Among numerous other events over the decades, the first few years of the Ottawa International Writers Festival (which started back in 1997) also occurred in the National Arts Centre building, and I could tell you a whole bunch of extremely good stories involving, say, Dany Laferriere, Michael Hartnett, Clare Latremouille, jwcurry, Robert McLiam Wilson, Lynn Crosbie, Will Ferguson, Michael Turner, Dermot Healy, Patrick Watson and perhaps others, but some parts of festival remain at festival.

Built well before the Russell Theatre, there was Her Majesty's Theatre, built in Wellington Street between O'Connor and Bank in 1854; renamed The Prince of Wales in 1860 to commemorate his visit to Ottawa that year, in 1866 it returned to previous name. In 1863, the theatre folded and in 1870 the building became the home of The Times Printing and Publishing. The Family Theatre itself, on Queen Street east of Bank, began showing feature-length films in 1912.

I have never understood the government small-mindedness when it comes to refusing to pay for anything arts-related.
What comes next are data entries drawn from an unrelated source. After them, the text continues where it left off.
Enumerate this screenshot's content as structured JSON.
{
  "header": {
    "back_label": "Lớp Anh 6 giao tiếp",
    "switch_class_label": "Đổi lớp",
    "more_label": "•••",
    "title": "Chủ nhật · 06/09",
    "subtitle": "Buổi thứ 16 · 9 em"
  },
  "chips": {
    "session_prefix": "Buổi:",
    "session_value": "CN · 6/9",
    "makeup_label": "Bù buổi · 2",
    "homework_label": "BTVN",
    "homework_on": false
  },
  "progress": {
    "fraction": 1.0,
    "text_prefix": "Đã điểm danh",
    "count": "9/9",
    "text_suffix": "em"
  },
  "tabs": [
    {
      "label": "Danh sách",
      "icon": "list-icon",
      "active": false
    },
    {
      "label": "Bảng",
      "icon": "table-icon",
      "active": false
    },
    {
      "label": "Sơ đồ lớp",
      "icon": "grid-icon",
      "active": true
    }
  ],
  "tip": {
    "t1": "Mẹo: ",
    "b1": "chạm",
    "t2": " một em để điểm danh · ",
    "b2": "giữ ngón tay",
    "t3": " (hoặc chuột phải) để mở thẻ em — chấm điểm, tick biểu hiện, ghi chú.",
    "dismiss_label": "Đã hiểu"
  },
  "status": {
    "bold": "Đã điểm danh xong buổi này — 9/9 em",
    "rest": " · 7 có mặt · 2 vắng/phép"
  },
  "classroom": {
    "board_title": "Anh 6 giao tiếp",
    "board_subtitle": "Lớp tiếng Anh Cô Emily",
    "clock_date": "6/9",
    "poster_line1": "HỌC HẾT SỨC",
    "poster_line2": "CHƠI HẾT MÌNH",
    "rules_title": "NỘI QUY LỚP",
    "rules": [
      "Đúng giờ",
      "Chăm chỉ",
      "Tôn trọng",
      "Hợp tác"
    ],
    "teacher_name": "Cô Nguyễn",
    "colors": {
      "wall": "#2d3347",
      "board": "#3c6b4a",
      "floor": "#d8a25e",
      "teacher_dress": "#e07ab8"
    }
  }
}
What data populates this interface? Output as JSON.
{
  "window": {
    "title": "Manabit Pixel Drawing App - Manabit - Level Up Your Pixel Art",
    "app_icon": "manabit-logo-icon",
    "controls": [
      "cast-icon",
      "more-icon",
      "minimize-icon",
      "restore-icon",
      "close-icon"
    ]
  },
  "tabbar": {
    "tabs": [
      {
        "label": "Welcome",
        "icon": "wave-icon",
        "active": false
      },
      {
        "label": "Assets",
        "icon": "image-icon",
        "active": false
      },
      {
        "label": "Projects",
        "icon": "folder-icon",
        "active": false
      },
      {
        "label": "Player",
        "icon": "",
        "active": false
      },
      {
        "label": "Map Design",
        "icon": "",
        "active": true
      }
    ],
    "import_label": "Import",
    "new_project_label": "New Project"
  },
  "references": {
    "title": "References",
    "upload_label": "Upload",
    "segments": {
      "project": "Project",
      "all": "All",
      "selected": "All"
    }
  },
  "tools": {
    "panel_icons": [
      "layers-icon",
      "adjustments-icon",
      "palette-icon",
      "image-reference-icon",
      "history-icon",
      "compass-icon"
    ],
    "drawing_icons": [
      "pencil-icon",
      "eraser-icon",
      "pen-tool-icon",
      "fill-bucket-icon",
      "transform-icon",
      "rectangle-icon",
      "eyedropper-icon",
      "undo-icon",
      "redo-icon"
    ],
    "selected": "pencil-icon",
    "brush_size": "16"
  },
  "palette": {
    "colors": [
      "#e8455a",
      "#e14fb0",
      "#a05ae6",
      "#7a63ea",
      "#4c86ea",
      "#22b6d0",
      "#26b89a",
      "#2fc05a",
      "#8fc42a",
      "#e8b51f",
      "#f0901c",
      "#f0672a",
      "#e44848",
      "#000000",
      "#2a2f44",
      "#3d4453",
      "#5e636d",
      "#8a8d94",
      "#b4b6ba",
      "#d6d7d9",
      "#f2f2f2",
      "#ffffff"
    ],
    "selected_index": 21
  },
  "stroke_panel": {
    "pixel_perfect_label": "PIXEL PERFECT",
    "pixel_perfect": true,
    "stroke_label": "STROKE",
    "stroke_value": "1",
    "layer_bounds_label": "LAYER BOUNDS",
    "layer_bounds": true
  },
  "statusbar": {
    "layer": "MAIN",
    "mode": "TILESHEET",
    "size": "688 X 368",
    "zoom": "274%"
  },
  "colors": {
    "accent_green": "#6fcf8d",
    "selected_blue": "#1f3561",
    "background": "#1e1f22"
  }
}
Don’t they know that every single study says that a dollar spent on the arts returns ten-fold to the community? A billion dollars was spent in Ottawa by tourists in 2004; how many of those people do you think were coming to visit, say, Nortel?

1 comment:

Dwight Williams said...

One more thing to truly love the memory of Lester Pearson for. Putting a theatre back into a place where its predecessor was destroyed.

That is dharmic repayment to the universe done with style.